A: Absolutely. No matter your health and physical abilities, you can gain a lot by staying active.
There are many benefits. Physical activity:
- maintains and improves your physical strength and fitness.
- improves your ability to do the everyday things you want to do.
- improves your balance.
- manages and improves diseases like diabetes, heart disease, and osteoporosis.
- reduces feelings of depression and may improve mood and overall wellbeing.
- improves your ability to shift quickly between tasks, plan an activity, and stay focused.
If you feel out of shape – but want to remain physically active – the key to success is to build up slowly from your current fitness level, according to the National Institute on Aging (NIA).
The place to start is to determine your fitness level. Begin by asking these questions:
- How much time do you spend sitting?
- How much time and how often are you active?
- When you’re active, what kinds of activities are you doing?
Here are five ways you can test your own fitness:
- Measure your endurance by picking a fixed course – once around the block or from one end of the mall to the other. Time how long it takes you to walk it.
- Test your upper-body strength by how many arm curls you can do safety in two minutes.
- Test your lower-body strength by how many times you can stand from a seated position safety in two minutes.
- Test your balance by seeing how long you can safely stand on one foot. (Stand next to something sturdy that you can hold onto if you lose your balance.)
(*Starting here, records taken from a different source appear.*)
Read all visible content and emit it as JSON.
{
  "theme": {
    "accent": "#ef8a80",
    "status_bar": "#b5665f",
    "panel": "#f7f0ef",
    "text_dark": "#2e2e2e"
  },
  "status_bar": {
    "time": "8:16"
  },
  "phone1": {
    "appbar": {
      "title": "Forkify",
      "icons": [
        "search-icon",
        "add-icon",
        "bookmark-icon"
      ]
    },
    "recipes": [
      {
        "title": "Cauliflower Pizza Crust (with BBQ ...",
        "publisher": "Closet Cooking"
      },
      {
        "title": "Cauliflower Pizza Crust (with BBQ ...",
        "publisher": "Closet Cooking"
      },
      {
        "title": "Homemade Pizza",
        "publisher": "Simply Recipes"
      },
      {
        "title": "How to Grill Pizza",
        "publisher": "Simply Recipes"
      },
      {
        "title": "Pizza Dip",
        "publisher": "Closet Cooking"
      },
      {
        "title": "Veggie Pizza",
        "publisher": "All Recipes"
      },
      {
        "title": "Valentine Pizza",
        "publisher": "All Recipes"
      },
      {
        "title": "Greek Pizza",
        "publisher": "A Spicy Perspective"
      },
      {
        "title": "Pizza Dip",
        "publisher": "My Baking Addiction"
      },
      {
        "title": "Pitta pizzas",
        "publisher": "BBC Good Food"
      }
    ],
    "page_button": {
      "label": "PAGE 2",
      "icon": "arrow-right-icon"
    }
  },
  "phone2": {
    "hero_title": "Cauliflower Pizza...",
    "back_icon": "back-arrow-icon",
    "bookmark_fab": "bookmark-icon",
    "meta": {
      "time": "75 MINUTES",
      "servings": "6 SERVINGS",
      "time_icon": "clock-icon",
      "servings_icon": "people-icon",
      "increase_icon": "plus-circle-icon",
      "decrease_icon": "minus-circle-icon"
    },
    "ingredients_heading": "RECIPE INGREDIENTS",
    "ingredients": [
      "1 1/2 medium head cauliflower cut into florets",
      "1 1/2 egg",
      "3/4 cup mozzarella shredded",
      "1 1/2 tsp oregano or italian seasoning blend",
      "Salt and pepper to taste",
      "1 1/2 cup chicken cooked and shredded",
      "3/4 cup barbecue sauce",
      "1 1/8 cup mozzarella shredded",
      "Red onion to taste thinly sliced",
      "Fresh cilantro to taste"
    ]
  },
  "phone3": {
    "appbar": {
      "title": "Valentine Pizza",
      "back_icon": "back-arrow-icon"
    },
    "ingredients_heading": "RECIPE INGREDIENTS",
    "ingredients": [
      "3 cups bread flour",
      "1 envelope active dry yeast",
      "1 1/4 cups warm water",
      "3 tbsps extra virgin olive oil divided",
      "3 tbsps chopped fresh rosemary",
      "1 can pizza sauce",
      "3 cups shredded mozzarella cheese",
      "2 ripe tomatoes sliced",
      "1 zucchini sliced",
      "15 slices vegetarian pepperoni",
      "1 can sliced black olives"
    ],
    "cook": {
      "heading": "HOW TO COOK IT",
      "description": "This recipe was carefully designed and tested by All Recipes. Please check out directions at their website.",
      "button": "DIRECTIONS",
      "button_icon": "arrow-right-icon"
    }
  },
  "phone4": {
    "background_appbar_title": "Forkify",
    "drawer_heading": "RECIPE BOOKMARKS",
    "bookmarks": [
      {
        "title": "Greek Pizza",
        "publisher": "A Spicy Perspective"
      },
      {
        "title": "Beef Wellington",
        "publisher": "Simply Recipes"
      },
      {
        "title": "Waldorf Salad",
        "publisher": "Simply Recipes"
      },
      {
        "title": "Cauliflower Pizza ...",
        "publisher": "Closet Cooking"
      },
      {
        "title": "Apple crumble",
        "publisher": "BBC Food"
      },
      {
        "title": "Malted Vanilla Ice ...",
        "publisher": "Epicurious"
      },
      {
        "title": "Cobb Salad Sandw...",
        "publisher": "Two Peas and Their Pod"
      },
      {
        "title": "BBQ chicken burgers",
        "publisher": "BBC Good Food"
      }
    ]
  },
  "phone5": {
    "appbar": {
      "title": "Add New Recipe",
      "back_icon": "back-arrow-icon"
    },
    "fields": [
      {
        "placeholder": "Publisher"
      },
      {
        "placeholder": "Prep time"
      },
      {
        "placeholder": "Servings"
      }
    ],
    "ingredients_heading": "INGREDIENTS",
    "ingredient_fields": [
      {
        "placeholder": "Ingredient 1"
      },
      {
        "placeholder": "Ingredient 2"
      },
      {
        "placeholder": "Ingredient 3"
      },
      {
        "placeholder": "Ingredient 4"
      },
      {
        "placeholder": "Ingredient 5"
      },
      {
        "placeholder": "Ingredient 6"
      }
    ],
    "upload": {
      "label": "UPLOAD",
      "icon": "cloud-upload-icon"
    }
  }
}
- Test your flexibility by sitting toward the front of a sturdy chair, and stretching one leg straight out in front of you with your heel on the floor and your toes pointing up. Bend the other leg and place your foot flat on the floor. Slowly bend from your hips and reach as far as you can toward the toes of your outstretched foot. How far can you reach before you feel a stretch?
Write down your results. If these exercises were hard to do, just do what’s comfortable and slowly build up. If they were easy, you know your level of fitness is higher. You can be more ambitious and challenge yourself. You can do these simple fitness tests once a month, and measure your progress at each session.
Muscle soreness lasting a few days and slight fatigue are normal after doing muscle-building exercises, at least at first. After doing these exercises for a few weeks, you will probably not be sore after your workout. For some exercises, you may want to start alternating arms and work your way up to using both arms at the same time. Breathe out as you lift or push, and breathe in as you relax. Don’t hold your breath during strength exercises. Holding your breath while straining can cause changes in blood pressure. Breathe in slowly through your nose and breathe out slowly through your mouth. Talk with your doctor if you are unsure about doing a particular exercise, especially if you’ve had hip or back surgery.
Safety during exercises is always important. Walk during the day or in well-lit areas at night, and be aware of your surroundings. To prevent injuries, be sure to use safety equipment. If you are exercising outdoors, dress in layers so you can add or remove clothes if you get cold or hot. Drink plenty of liquids when doing any activity that makes you sweat. Before and after you exercise, do a little light activity to warm up and cool down.
Each year, more than two million older Americans go to the emergency room because of fall-related injuries. You can learn exercises that will improve your balance and make you steadier on your feet. See pictures and short videos of any of these exercises, plus get more fitness tips, by going to the NIA website: go4life.nia.nih.gov/exercises. “Go4Life,” an exercise and physical activity campaign from the NIA, is designed to help you fit exercise and physical activity into your daily life.